* **Problem requirements**:
Would you retype every record below exactly as written?
┌──
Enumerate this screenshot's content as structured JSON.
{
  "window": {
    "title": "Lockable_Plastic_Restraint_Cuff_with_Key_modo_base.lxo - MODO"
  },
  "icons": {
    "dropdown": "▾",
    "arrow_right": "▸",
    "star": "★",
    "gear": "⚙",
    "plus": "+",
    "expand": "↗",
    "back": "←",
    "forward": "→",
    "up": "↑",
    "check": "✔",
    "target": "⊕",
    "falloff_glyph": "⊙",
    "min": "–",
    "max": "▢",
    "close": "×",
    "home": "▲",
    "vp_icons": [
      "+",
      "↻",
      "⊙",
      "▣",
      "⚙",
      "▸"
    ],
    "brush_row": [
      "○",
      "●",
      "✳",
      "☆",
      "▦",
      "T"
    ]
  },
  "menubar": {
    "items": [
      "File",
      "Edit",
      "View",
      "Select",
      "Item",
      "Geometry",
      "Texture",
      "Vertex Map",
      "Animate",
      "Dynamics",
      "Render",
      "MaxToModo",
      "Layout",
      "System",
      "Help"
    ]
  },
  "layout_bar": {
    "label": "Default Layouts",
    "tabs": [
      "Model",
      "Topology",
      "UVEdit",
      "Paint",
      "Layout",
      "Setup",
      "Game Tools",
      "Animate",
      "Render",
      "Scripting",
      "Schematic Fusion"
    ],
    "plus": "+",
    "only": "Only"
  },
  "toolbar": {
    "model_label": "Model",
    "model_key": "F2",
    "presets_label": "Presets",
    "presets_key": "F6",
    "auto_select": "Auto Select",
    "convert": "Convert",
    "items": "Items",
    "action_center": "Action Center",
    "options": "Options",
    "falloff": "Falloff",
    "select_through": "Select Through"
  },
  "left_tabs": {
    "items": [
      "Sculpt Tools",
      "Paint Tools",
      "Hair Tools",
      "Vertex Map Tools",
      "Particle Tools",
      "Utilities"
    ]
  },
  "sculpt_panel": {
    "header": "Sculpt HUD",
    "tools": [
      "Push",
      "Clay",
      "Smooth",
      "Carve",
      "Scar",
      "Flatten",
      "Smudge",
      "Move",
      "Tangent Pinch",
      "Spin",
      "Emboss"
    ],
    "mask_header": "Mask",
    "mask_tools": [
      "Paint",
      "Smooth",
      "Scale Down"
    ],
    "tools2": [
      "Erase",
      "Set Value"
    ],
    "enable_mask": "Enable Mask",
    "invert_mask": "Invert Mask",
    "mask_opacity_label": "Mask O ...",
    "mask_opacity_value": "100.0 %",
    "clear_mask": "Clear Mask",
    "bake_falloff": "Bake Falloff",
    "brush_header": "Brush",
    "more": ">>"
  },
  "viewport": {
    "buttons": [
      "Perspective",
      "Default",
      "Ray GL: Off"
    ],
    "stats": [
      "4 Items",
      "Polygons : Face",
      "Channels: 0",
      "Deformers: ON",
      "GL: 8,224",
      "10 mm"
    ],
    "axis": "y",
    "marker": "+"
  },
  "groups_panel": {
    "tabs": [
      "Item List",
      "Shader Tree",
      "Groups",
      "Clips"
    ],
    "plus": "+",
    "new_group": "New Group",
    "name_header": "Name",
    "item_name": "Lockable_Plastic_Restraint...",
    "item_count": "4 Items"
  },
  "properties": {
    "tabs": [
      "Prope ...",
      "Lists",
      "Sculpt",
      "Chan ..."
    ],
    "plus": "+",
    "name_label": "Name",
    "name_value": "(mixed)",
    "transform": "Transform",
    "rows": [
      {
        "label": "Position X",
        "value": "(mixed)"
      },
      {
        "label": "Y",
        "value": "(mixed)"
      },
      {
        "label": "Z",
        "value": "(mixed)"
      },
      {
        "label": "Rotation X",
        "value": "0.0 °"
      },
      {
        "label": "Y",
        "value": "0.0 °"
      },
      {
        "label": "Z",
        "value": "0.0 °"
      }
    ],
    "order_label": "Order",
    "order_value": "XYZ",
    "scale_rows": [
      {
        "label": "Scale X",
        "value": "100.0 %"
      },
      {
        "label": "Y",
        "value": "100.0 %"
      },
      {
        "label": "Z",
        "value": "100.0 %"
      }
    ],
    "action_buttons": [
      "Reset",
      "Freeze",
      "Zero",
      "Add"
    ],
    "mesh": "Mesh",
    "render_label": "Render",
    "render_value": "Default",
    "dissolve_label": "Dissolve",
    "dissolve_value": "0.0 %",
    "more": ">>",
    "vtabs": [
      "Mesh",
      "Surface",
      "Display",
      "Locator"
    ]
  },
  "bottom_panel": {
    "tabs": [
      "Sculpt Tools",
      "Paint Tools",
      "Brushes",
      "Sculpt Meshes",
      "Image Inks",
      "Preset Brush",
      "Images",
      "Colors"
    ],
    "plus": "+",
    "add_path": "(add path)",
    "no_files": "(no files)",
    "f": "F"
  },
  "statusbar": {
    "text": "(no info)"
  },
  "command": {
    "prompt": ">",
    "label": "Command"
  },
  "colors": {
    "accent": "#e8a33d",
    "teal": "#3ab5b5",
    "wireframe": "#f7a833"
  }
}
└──
* **Written response**:
Enumerate this screenshot's content as structured JSON.
{
  "window": {
    "title": "Lockable_Plastic_Restraint_Cuff_with_Key_modo_base.lxo - MODO"
  },
  "icons": {
    "dropdown": "▾",
    "arrow_right": "▸",
    "star": "★",
    "gear": "⚙",
    "plus": "+",
    "expand": "↗",
    "back": "←",
    "forward": "→",
    "up": "↑",
    "check": "✔",
    "target": "⊕",
    "falloff_glyph": "⊙",
    "min": "–",
    "max": "▢",
    "close": "×",
    "home": "▲",
    "vp_icons": [
      "+",
      "↻",
      "⊙",
      "▣",
      "⚙",
      "▸"
    ],
    "brush_row": [
      "○",
      "●",
      "✳",
      "☆",
      "▦",
      "T"
    ]
  },
  "menubar": {
    "items": [
      "File",
      "Edit",
      "View",
      "Select",
      "Item",
      "Geometry",
      "Texture",
      "Vertex Map",
      "Animate",
      "Dynamics",
      "Render",
      "MaxToModo",
      "Layout",
      "System",
      "Help"
    ]
  },
  "layout_bar": {
    "label": "Default Layouts",
    "tabs": [
      "Model",
      "Topology",
      "UVEdit",
      "Paint",
      "Layout",
      "Setup",
      "Game Tools",
      "Animate",
      "Render",
      "Scripting",
      "Schematic Fusion"
    ],
    "plus": "+",
    "only": "Only"
  },
  "toolbar": {
    "model_label": "Model",
    "model_key": "F2",
    "presets_label": "Presets",
    "presets_key": "F6",
    "auto_select": "Auto Select",
    "convert": "Convert",
    "items": "Items",
    "action_center": "Action Center",
    "options": "Options",
    "falloff": "Falloff",
    "select_through": "Select Through"
  },
  "left_tabs": {
    "items": [
      "Sculpt Tools",
      "Paint Tools",
      "Hair Tools",
      "Vertex Map Tools",
      "Particle Tools",
      "Utilities"
    ]
  },
  "sculpt_panel": {
    "header": "Sculpt HUD",
    "tools": [
      "Push",
      "Clay",
      "Smooth",
      "Carve",
      "Scar",
      "Flatten",
      "Smudge",
      "Move",
      "Tangent Pinch",
      "Spin",
      "Emboss"
    ],
    "mask_header": "Mask",
    "mask_tools": [
      "Paint",
      "Smooth",
      "Scale Down"
    ],
    "tools2": [
      "Erase",
      "Set Value"
    ],
    "enable_mask": "Enable Mask",
    "invert_mask": "Invert Mask",
    "mask_opacity_label": "Mask O ...",
    "mask_opacity_value": "100.0 %",
    "clear_mask": "Clear Mask",
    "bake_falloff": "Bake Falloff",
    "brush_header": "Brush",
    "more": ">>"
  },
  "viewport": {
    "buttons": [
      "Perspective",
      "Default",
      "Ray GL: Off"
    ],
    "stats": [
      "4 Items",
      "Polygons : Face",
      "Channels: 0",
      "Deformers: ON",
      "GL: 8,224",
      "10 mm"
    ],
    "axis": "y",
    "marker": "+"
  },
  "groups_panel": {
    "tabs": [
      "Item List",
      "Shader Tree",
      "Groups",
      "Clips"
    ],
    "plus": "+",
    "new_group": "New Group",
    "name_header": "Name",
    "item_name": "Lockable_Plastic_Restraint...",
    "item_count": "4 Items"
  },
  "properties": {
    "tabs": [
      "Prope ...",
      "Lists",
      "Sculpt",
      "Chan ..."
    ],
    "plus": "+",
    "name_label": "Name",
    "name_value": "(mixed)",
    "transform": "Transform",
    "rows": [
      {
        "label": "Position X",
        "value": "(mixed)"
      },
      {
        "label": "Y",
        "value": "(mixed)"
      },
      {
        "label": "Z",
        "value": "(mixed)"
      },
      {
        "label": "Rotation X",
        "value": "0.0 °"
      },
      {
        "label": "Y",
        "value": "0.0 °"
      },
      {
        "label": "Z",
        "value": "0.0 °"
      }
    ],
    "order_label": "Order",
    "order_value": "XYZ",
    "scale_rows": [
      {
        "label": "Scale X",
        "value": "100.0 %"
      },
      {
        "label": "Y",
        "value": "100.0 %"
      },
      {
        "label": "Z",
        "value": "100.0 %"
      }
    ],
    "action_buttons": [
      "Reset",
      "Freeze",
      "Zero",
      "Add"
    ],
    "mesh": "Mesh",
    "render_label": "Render",
    "render_value": "Default",
    "dissolve_label": "Dissolve",
    "dissolve_value": "0.0 %",
    "more": ">>",
    "vtabs": [
      "Mesh",
      "Surface",
      "Display",
      "Locator"
    ]
  },
  "bottom_panel": {
    "tabs": [
      "Sculpt Tools",
      "Paint Tools",
      "Brushes",
      "Sculpt Meshes",
      "Image Inks",
      "Preset Brush",
      "Images",
      "Colors"
    ],
    "plus": "+",
    "add_path": "(add path)",
    "no_files": "(no files)",
    "f": "F"
  },
  "statusbar": {
    "text": "(no info)"
  },
  "command": {
    "prompt": ">",
    "label": "Command"
  },
  "colors": {
    "accent": "#e8a33d",
    "teal": "#3ab5b5",
    "wireframe": "#f7a833"
  }
}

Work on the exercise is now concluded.